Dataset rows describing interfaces
"""
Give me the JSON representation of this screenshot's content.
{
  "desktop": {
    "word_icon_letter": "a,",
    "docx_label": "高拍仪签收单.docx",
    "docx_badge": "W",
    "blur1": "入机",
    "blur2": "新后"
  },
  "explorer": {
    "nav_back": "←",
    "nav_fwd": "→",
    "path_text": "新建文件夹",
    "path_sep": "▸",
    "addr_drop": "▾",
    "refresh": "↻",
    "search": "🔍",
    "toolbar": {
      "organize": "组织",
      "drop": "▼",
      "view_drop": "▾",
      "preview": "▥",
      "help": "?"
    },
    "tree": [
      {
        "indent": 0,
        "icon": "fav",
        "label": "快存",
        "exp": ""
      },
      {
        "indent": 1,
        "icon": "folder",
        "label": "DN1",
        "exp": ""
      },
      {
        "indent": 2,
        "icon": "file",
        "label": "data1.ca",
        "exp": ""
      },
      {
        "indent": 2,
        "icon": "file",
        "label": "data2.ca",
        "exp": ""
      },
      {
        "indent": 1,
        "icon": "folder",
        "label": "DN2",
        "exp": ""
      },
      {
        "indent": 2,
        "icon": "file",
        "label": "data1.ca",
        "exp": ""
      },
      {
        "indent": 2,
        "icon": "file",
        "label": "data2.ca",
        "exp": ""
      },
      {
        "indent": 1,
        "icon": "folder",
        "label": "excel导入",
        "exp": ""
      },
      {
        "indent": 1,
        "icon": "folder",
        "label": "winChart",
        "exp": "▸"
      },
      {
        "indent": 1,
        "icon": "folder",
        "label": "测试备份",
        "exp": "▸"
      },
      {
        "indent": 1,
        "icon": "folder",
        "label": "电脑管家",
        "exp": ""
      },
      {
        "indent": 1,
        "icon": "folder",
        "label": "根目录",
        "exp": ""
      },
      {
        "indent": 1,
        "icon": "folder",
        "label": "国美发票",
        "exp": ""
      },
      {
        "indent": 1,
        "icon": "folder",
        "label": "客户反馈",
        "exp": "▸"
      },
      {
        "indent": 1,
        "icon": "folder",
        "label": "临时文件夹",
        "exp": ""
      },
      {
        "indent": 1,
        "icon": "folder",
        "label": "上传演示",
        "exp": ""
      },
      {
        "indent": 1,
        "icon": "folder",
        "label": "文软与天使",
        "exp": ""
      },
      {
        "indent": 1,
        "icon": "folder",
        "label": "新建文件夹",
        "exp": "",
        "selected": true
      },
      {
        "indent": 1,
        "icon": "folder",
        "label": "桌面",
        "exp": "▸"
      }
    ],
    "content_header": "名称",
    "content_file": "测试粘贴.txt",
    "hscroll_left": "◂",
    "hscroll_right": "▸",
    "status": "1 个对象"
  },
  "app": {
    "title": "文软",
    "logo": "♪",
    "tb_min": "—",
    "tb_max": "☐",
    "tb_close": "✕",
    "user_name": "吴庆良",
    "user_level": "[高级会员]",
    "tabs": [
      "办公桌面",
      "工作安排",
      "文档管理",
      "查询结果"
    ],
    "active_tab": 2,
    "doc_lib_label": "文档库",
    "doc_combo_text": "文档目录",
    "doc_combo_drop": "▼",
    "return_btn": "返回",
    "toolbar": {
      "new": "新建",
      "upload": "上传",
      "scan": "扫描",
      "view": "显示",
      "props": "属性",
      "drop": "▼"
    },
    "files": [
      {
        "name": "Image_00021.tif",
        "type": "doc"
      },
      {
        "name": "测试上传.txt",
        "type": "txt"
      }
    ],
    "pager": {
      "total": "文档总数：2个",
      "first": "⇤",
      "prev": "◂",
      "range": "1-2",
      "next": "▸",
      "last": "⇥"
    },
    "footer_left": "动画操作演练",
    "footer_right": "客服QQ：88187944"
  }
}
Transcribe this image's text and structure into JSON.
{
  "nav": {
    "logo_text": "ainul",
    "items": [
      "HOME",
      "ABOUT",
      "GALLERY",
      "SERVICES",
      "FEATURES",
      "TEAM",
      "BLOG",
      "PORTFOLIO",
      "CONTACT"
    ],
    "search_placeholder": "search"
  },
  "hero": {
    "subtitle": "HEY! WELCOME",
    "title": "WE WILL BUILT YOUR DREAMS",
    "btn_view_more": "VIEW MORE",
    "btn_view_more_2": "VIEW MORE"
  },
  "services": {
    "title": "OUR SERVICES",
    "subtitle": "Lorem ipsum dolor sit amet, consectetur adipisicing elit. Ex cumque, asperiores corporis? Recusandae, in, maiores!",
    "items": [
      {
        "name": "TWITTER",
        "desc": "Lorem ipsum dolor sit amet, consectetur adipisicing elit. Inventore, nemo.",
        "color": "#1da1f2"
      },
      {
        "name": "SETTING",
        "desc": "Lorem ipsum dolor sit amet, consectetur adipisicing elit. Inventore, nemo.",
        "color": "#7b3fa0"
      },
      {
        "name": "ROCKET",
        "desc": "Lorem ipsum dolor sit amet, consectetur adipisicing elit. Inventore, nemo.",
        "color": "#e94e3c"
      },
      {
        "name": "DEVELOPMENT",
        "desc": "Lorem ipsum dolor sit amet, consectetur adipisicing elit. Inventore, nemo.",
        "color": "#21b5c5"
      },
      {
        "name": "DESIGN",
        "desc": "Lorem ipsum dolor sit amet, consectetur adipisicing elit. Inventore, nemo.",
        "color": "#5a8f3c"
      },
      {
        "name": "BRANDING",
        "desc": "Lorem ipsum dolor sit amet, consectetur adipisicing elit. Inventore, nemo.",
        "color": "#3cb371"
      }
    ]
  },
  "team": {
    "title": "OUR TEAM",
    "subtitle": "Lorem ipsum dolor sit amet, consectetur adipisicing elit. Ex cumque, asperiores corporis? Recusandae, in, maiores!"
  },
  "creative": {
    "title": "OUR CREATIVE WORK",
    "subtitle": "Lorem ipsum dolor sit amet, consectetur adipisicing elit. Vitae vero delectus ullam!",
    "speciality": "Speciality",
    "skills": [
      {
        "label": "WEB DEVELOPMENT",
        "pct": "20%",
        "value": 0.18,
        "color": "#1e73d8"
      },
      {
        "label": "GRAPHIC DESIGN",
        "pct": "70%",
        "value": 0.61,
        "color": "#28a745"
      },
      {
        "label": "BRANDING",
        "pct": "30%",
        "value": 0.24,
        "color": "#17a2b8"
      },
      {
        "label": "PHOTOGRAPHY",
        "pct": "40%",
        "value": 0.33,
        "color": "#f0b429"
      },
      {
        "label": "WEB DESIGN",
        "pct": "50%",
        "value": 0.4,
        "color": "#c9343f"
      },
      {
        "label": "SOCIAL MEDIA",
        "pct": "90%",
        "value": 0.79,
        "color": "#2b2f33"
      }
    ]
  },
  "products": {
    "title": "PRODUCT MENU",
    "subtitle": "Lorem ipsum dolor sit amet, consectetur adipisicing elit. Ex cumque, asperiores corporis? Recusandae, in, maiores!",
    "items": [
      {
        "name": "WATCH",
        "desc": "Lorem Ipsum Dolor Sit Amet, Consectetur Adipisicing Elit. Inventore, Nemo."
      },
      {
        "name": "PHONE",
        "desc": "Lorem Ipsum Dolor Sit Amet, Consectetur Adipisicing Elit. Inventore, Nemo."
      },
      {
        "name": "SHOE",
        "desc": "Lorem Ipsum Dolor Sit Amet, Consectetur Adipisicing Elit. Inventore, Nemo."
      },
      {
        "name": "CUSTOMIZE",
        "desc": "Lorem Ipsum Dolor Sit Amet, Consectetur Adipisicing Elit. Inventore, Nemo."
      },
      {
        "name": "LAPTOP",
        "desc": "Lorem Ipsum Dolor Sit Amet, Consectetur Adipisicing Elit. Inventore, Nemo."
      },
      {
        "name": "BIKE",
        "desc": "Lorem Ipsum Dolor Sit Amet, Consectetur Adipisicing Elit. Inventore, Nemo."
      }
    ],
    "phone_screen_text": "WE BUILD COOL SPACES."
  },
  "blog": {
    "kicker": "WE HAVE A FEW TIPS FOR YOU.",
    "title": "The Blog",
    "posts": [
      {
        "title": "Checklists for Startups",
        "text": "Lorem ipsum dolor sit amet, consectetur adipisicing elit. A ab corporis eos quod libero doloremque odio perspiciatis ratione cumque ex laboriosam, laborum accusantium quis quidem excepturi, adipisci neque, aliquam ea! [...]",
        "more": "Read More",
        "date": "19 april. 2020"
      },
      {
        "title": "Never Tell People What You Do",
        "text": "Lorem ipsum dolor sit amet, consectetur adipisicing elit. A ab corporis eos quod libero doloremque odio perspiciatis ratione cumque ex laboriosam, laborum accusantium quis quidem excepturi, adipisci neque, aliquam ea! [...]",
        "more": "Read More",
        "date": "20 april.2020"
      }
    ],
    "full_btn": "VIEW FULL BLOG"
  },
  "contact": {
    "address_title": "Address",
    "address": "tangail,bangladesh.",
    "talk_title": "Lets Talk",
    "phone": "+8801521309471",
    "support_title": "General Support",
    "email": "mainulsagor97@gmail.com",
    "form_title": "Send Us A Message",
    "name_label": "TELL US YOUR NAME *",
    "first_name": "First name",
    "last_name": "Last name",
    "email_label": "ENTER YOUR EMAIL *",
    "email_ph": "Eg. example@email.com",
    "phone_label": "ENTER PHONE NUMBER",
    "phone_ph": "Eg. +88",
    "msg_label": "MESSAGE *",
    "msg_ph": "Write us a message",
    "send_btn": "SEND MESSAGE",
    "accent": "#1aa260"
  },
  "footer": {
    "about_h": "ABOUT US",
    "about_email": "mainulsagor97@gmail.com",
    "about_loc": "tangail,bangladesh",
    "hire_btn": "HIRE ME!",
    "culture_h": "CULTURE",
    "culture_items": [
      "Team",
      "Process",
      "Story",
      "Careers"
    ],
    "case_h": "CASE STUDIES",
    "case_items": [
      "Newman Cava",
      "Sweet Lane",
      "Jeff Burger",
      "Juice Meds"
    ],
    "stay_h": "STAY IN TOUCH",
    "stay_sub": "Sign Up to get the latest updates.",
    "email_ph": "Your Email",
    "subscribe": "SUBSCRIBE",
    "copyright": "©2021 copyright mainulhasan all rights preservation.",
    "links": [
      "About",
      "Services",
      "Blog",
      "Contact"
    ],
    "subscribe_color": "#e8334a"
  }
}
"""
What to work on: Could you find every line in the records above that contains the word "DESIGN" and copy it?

Response area:
        "name": "DESIGN",
        "label": "GRAPHIC DESIGN",
        "label": "WEB DESIGN",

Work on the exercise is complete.